Anyway, Santa Claus isn't the only noteworthy resident of the North Pole. It's also home to a scoundrel named Zero, a sort of ice-wizard who wanders with his pet snowball Bruce attempting to cover absolutely everything in ice and snow. The only area he is unable to cover is Easter Valley, which is protected by a magical golden flower. The special spends a lot of time covering Zero's villainous plotting and scheming, but when he actually attempts to take action he's shut down faster than you can say, "Wait, what?" This leads into a scene more or less directly lifted from Frosty the Snowman, in which a victorious Santa Claus (voiced by Paul Frees, who also voiced Santa in Frosty) delivers a smug "Screw you" speech to the sniveling villain in which he threatens not to give the baddie any nice things for Christmas.
Frankly, the story sort of loses focus of poor Stuffy at times and becomes a sort of vague "Battle of the North Pole," but eventually Stuffy manages to get around to doing his Easter Rabbit-y duties and leading everyone in a glorious Easter Parade (along with a performance of the song "Easter Parade," which is just about the only Easter song anyone knows). It's all very pleasant and inoffensive stuff, but one can't help but shake their head at how unfocused and absurdly derivative The First Easter Bunny is. Oh, did I mention the fact that Burl Ives narrates and sings in a manner that directly mimics his work in Rudolph, The Red-Nosed Reindeer? I can only shake my head and smile.
It should be noted that the production is slightly less impressive on a technical level than some of the earlier Rankin/Bass productions, featuring animation that's less smooth and fluid than what we saw in Frosty the Snowman (all the more pronounced given that Santa and the little girl in this special look exactly like the Santa and little girl from that special). The songs are fine but not particularly memorable (the only striking tune is "Easter Parade"). The voice work is solid for the most part, with the grating exception of Dina Lynn as Glinda. Lynn delivers her lines in a flat, monotone manner that makes me wonder how on earth she was ever cast in the role.
The image is sharp and clean, as the special has been remastered for this disc. The colors are bright and vibrant, scratches and flecks are nowhere to be found and the audio is clean and clear. Props to the folks at Warner Bros. for making the film look good, but they fail in the supplemental department. Surely some additional shorts or specials could have been included on the disc with this 25-minute feature? Nope, just a handful of menu games for the kids.
While The First Easter Rabbit is an innocent little special, it fails in its attempt to create a memorable story about the Easter Bunny and fails to live up to the magic of earlier Rankin/Bass specials. Too bad.
The special itself isn't really guilty, but this release is.

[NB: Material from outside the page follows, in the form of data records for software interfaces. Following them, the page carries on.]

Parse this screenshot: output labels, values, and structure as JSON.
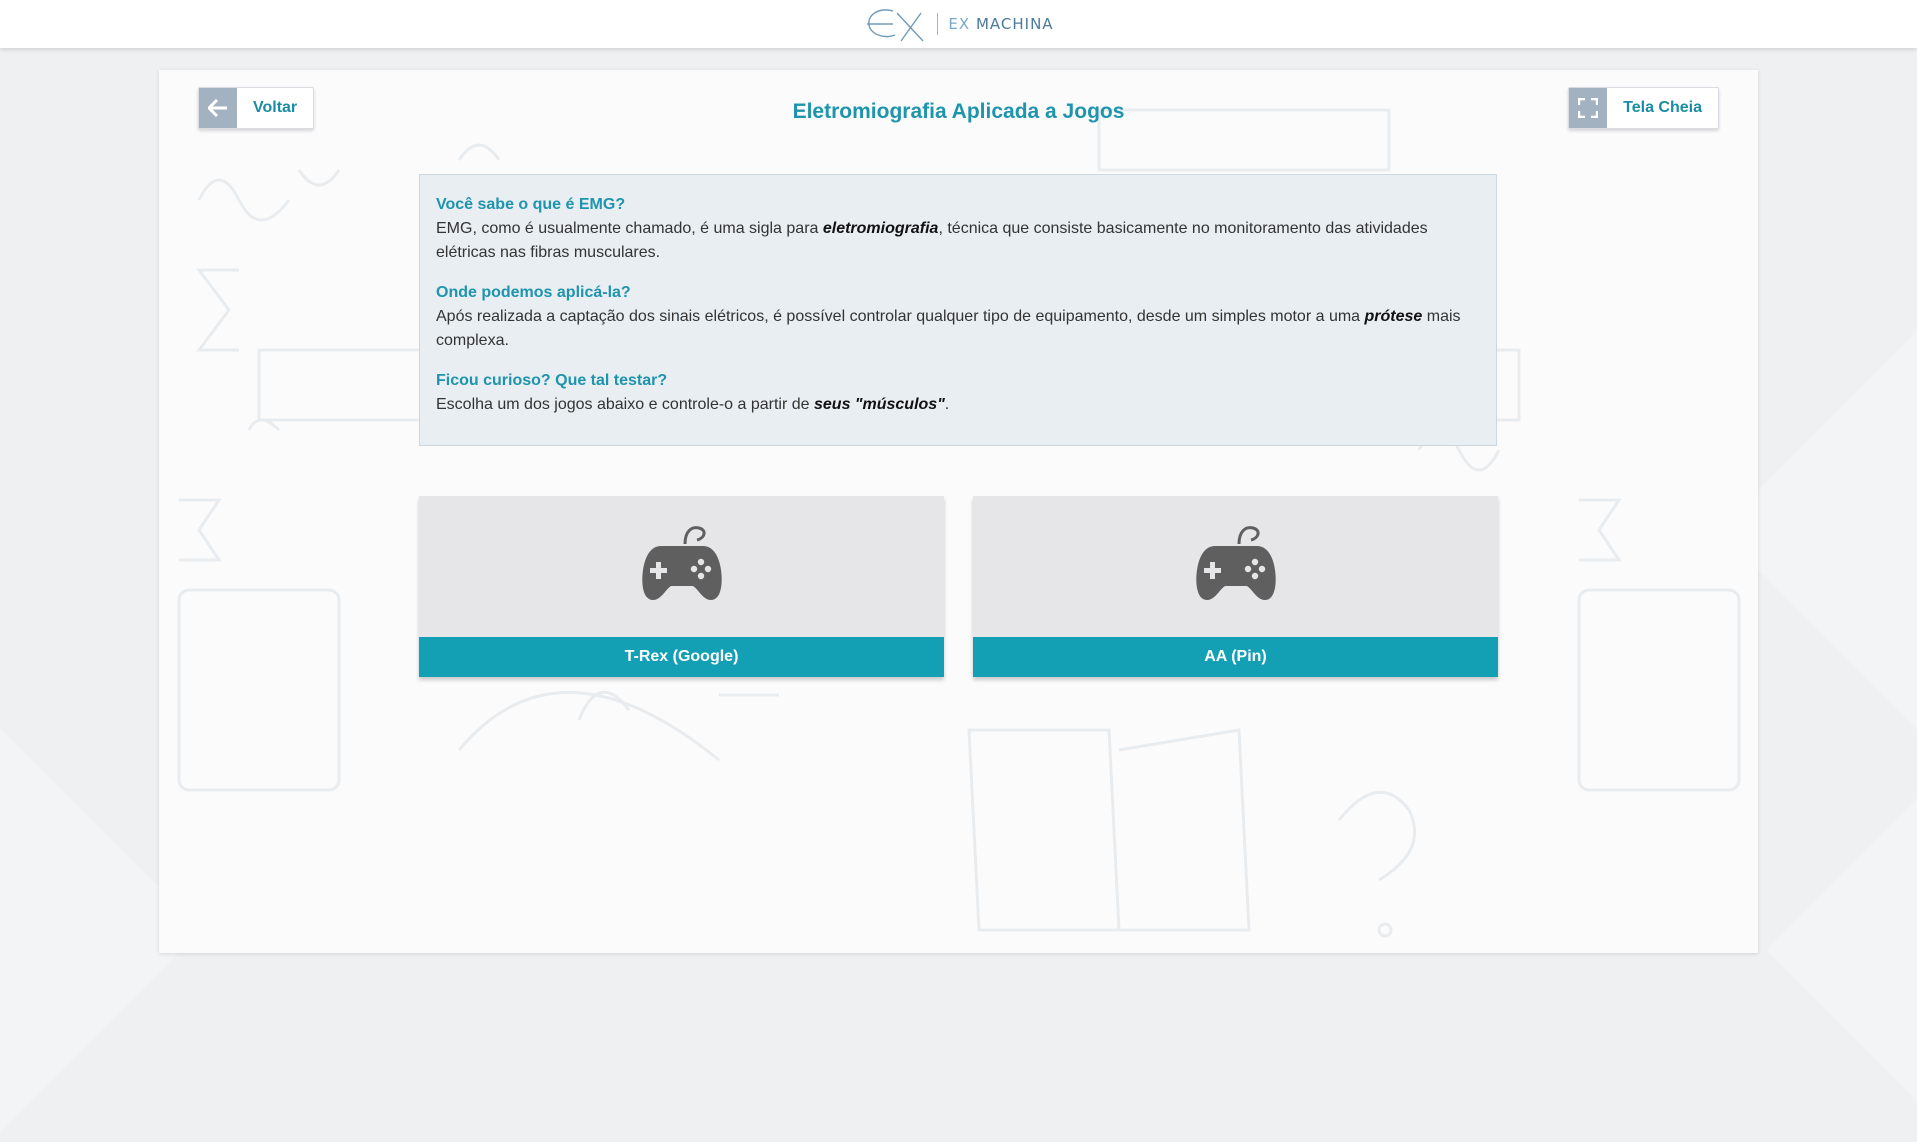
{
  "header": {
    "logo_mark": "ex-machina-logo",
    "logo_prefix": "EX",
    "logo_word": "MACHINA"
  },
  "page": {
    "title": "Eletromiografia Aplicada a Jogos",
    "back_label": "Voltar",
    "fullscreen_label": "Tela Cheia",
    "back_icon": "arrow-left-icon",
    "fullscreen_icon": "fullscreen-icon"
  },
  "info": {
    "q1": "Você sabe o que é EMG?",
    "a1_pre": "EMG, como é usualmente chamado, é uma sigla para ",
    "a1_em": "eletromiografia",
    "a1_post": ", técnica que consiste basicamente no monitoramento das atividades elétricas nas fibras musculares.",
    "q2": "Onde podemos aplicá-la?",
    "a2_pre": "Após realizada a captação dos sinais elétricos, é possível controlar qualquer tipo de equipamento, desde um simples motor a uma ",
    "a2_em": "prótese",
    "a2_post": " mais complexa.",
    "q3": "Ficou curioso? Que tal testar?",
    "a3_pre": "Escolha um dos jogos abaixo e controle-o a partir de ",
    "a3_em": "seus \"músculos\"",
    "a3_post": "."
  },
  "games": [
    {
      "label": "T-Rex (Google)",
      "icon": "gamepad-icon"
    },
    {
      "label": "AA (Pin)",
      "icon": "gamepad-icon"
    }
  ],
  "colors": {
    "accent": "#139fb4",
    "title": "#1f94ad",
    "button_icon_bg": "#a3b2c0"
  }
}
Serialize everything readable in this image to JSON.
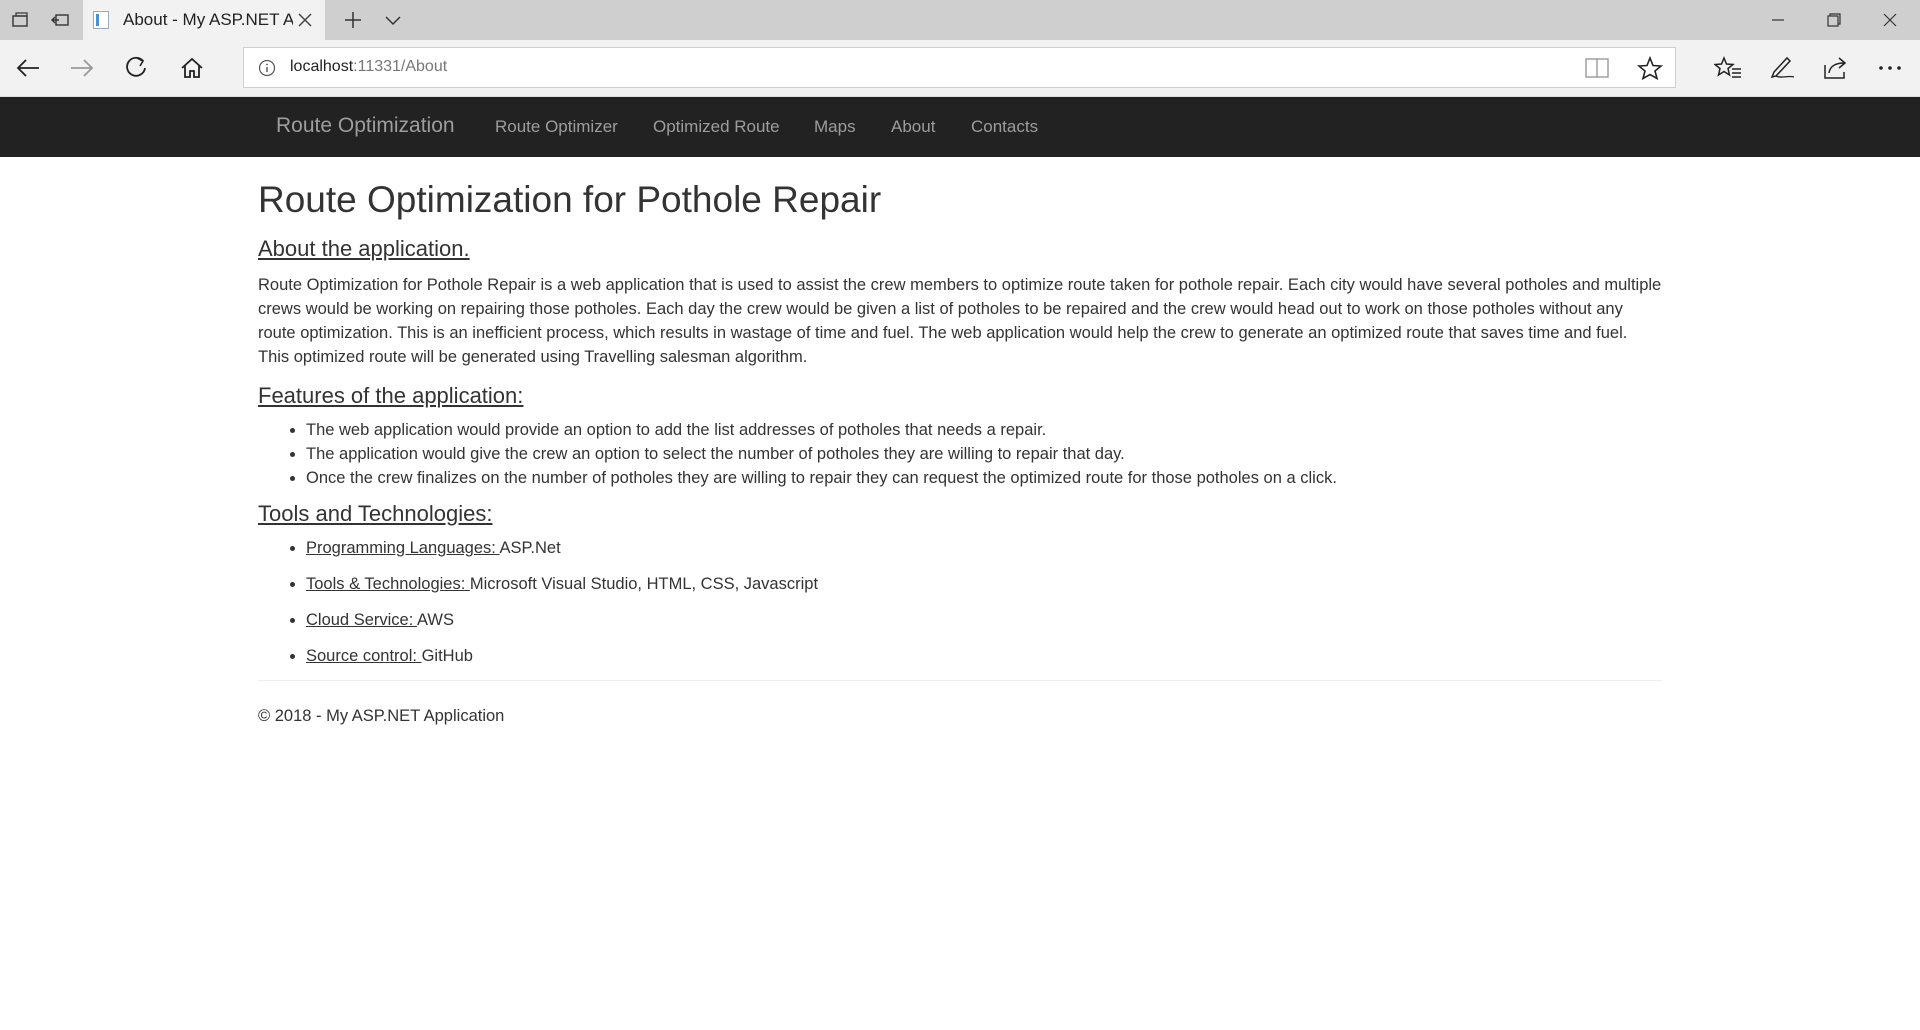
{
  "browser": {
    "tab_title": "About - My ASP.NET Application",
    "url_host": "localhost",
    "url_rest": ":11331/About"
  },
  "nav": {
    "brand": "Route Optimization",
    "links": [
      "Route Optimizer",
      "Optimized Route",
      "Maps",
      "About",
      "Contacts"
    ]
  },
  "page": {
    "title": "Route Optimization for Pothole Repair",
    "about_heading": "About the application.",
    "about_text": "Route Optimization for Pothole Repair is a web application that is used to assist the crew members to optimize route taken for pothole repair. Each city would have several potholes and multiple crews would be working on repairing those potholes. Each day the crew would be given a list of potholes to be repaired and the crew would head out to work on those potholes without any route optimization. This is an inefficient process, which results in wastage of time and fuel. The web application would help the crew to generate an optimized route that saves time and fuel. This optimized route will be generated using Travelling salesman algorithm.",
    "features_heading": "Features of the application:",
    "features": [
      "The web application would provide an option to add the list addresses of potholes that needs a repair.",
      "The application would give the crew an option to select the number of potholes they are willing to repair that day.",
      "Once the crew finalizes on the number of potholes they are willing to repair they can request the optimized route for those potholes on a click."
    ],
    "tools_heading": "Tools and Technologies:",
    "tools": [
      {
        "label": "Programming Languages: ",
        "value": "ASP.Net"
      },
      {
        "label": "Tools & Technologies: ",
        "value": "Microsoft Visual Studio, HTML, CSS, Javascript"
      },
      {
        "label": "Cloud Service: ",
        "value": "AWS"
      },
      {
        "label": "Source control: ",
        "value": "GitHub"
      }
    ],
    "footer": "© 2018 - My ASP.NET Application"
  }
}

Review content copyright © 2010 Clark Douglas; Site layout and review format copyright © 1998 - 2013 HipClick Designs LLC
Scales of Justice
Studio: Warner Bros.
* Full Frame
* Dolby Digital 1.0 Mono (English)
Running Time: 25 Minutes
Release Year: 1976
MPAA Rating: Not Rated
* Puzzle Games